[The records]
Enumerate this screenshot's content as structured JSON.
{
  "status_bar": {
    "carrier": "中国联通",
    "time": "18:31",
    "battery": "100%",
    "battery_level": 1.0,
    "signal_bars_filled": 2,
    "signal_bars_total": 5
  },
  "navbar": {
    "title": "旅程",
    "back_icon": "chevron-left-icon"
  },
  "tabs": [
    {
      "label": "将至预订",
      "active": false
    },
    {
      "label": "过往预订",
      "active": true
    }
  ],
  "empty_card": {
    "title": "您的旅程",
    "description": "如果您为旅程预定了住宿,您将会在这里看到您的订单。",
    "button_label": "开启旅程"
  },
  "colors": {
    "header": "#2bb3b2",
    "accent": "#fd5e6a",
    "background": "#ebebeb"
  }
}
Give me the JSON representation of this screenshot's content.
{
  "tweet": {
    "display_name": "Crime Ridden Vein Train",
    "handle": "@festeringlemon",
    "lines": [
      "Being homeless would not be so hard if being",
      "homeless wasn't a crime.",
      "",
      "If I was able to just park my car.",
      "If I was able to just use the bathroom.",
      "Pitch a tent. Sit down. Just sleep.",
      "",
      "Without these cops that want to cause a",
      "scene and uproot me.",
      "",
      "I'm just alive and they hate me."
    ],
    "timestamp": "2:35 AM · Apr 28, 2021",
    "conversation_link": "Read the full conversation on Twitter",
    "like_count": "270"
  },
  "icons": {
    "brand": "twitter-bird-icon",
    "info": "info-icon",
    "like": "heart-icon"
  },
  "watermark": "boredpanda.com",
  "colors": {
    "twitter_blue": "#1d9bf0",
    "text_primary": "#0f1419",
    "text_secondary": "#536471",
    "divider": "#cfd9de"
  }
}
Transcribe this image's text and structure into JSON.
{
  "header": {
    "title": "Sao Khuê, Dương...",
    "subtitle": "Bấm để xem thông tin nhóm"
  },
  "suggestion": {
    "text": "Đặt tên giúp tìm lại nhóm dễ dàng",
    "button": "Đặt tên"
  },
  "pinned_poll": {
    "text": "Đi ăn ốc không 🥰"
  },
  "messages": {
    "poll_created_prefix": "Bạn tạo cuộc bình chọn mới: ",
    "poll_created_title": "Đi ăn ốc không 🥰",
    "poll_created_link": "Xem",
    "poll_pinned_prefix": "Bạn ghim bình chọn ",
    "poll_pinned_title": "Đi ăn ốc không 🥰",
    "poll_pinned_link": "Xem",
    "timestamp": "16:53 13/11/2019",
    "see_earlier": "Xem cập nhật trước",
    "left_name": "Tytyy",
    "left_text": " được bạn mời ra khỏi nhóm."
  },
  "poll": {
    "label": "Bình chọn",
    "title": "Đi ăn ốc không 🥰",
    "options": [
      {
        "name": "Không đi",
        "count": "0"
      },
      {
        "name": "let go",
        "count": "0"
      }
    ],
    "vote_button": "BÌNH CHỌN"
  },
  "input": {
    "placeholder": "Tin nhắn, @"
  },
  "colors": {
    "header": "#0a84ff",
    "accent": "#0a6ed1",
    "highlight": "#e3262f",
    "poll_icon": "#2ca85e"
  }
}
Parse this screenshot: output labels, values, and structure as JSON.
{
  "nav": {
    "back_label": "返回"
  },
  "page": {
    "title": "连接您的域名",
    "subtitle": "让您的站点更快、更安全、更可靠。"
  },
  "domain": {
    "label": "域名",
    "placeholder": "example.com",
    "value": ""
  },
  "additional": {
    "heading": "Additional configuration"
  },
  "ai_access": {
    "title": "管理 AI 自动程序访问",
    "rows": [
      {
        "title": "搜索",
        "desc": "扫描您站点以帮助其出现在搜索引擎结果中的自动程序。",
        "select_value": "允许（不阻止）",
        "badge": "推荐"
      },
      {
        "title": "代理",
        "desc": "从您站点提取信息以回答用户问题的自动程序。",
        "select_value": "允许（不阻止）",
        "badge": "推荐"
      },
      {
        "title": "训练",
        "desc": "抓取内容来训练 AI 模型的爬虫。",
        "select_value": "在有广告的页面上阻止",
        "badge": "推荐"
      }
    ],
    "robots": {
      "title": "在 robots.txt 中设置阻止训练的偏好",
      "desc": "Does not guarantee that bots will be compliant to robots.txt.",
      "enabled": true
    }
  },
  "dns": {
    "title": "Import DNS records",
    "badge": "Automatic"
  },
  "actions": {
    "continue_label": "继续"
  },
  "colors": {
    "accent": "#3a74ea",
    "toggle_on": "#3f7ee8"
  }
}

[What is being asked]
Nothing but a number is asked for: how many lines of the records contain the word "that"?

[Response to the task]
2